Bio

Tornike Metreveli is a sociologist of religion focusing on Orthodox Christianity’s interaction with secular politics and nationalism. Before joining Lund, he had various research fellowships at the University of St. Gallen, Harvard, and London School of Economics. His recent book Orthodox Christianity and the Politics of Transition: Ukraine, Serbia and Georgia (Routledge, 2021) focuses on the comparative-historical church-state interactions, giving a grassroots and institutional account of counterintuitive secularization agendas, church involvement in public policies and revolutions, as well as interdenominational competition for the status of the national church.

 

Säkerhetspolitik i Sydkaukasien

I ett samarrangemang med Norsk Utenrikspolitisk Institutt (NUPI) bjuder RUCARR in till ett Zoom-seminarium 9 november på temat: ”Säkerhetspolitik i Sydkaukasien”.

Seminariet äger rum online genom Zoom. Förhandsregistrera dig här för att kunna ansluta. Diskussionen kommer att hållas på svenska. Seminariet stöds av Tidsskriftforeningen/Fritt Ord och utgår från en temasektion som tidskriften Nordisk Østforum publicerade i september 2020:

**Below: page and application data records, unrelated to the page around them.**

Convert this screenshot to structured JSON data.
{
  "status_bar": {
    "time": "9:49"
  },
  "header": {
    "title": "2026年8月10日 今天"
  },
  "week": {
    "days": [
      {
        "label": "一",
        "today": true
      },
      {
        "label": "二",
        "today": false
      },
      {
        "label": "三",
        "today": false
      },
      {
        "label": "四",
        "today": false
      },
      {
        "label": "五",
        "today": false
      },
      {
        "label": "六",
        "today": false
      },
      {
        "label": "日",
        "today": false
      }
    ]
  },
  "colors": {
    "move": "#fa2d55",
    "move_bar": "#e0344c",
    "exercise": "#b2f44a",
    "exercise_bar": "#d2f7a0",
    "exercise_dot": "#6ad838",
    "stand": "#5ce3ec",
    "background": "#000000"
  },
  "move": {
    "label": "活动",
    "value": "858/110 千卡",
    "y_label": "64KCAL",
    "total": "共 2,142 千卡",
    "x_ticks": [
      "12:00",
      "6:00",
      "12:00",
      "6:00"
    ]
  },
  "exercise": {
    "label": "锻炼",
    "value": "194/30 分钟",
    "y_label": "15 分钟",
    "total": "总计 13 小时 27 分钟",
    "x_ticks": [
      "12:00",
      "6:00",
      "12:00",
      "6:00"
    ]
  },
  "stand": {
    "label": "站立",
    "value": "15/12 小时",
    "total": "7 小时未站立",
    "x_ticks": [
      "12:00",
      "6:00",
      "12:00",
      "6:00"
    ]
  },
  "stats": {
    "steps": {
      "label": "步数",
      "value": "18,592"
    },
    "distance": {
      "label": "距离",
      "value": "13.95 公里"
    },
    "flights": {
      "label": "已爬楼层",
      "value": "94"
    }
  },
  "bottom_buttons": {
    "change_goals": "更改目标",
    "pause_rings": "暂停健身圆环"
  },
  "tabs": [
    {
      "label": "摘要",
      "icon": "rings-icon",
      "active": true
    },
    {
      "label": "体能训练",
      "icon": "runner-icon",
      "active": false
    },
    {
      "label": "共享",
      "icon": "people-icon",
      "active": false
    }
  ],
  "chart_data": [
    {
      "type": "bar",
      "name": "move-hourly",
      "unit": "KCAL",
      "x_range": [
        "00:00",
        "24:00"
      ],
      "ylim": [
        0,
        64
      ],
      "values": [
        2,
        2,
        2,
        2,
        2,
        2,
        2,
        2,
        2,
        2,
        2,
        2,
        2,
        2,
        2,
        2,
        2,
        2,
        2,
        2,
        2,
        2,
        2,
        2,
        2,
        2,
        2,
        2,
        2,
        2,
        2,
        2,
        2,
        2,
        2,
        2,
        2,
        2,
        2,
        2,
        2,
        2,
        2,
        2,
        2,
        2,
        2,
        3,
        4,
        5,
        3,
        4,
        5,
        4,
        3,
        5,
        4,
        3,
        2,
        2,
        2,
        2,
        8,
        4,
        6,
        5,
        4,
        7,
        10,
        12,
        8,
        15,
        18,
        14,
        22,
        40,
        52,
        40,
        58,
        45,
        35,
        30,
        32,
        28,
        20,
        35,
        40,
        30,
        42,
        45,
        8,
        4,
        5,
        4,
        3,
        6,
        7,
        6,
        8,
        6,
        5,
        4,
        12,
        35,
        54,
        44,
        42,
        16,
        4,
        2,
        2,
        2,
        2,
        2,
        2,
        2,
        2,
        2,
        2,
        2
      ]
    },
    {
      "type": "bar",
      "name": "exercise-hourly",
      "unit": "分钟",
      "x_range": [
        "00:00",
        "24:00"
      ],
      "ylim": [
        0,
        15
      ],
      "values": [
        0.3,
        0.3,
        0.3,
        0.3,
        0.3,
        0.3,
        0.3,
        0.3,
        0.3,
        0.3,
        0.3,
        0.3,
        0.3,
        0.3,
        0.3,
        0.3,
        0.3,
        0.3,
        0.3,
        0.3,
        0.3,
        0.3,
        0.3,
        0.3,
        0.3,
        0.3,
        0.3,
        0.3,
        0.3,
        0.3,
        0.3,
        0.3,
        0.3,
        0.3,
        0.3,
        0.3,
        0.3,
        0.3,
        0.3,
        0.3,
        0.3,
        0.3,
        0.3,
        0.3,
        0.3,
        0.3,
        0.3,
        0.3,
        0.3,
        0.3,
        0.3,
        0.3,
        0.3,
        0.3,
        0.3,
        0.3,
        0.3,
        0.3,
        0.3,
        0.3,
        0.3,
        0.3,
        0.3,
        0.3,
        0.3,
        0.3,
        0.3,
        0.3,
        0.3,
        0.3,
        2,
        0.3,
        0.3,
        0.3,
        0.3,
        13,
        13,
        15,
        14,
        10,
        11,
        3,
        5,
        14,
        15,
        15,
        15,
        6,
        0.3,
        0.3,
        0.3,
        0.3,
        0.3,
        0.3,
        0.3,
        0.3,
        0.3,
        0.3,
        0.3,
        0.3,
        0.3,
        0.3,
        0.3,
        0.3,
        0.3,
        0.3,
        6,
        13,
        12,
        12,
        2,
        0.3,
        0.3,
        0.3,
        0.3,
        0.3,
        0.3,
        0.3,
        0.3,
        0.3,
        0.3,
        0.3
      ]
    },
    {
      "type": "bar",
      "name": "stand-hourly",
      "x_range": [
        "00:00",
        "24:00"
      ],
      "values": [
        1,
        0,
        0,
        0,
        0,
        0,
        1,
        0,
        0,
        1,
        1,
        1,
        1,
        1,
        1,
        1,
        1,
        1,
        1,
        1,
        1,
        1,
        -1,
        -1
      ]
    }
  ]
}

Sydkaukasien betraktas ofta som en krutdurk. Regionen innehåller tre stater (Armenien, Azerbajdzjan, Georgien) men också tre icke erkända ”stater” (Abchazien, Nagorno-Karabakh, Sydossetien) som förlitar sig på stöd utifrån. Bland de externa intressenterna har både Ryssland och EU liksom Turkiet en framträdande roll, vilket de senaste veckornas stridigheter i och kring Nagorno-Karabach illustrerar. Detta regionala säkerhetskomplex är ämnet för dagens seminarium. Paneldeltagare från FOI, Malmö universitet och Uppsala universitet kommer att dela med sig av sin kunskap om Kremls intressen i Kaukasien, EU:s påverkansmöjligheter samt den svåra geopolitiska balansgång som lokala aktörer står inför.

Program

10:00-10:05 Moderator Christofer Berglund hälsar välkommen

10:05-10:35 Paneldeltagarnas presentationer

10:35-11:00 Diskussion och frågor från åhörarna

Paneldeltagare

Jakob Hedenskog arbetar på enheten för säkerhetspolitik, Totalförsvarets forskningsinstitut (FOI). Han specialiserar sig på rysk utrikespolitik och länderna i Rysslands närområde.

Michel Anderlini är doktorand på Institutionen för globala politiska studier, Malmö universitet. Hans avhandlingsprojekt handlar om relationen mellan EU och Georgien.

Per Ekman är doktorand på Statsvetenskapliga institutionen, Uppsala universitet. Hans avhandlingsprojekt handlar om utrikespolitiska strategier i Ukraina och Georgien.

Li Bennich-Björkman är Skytteansk professor i statskunskap, Uppsala universitet. Hon leder ett VR-finansierat forskningsprojekt om säkerhetspolitiska perceptioner i Sydkaukasien.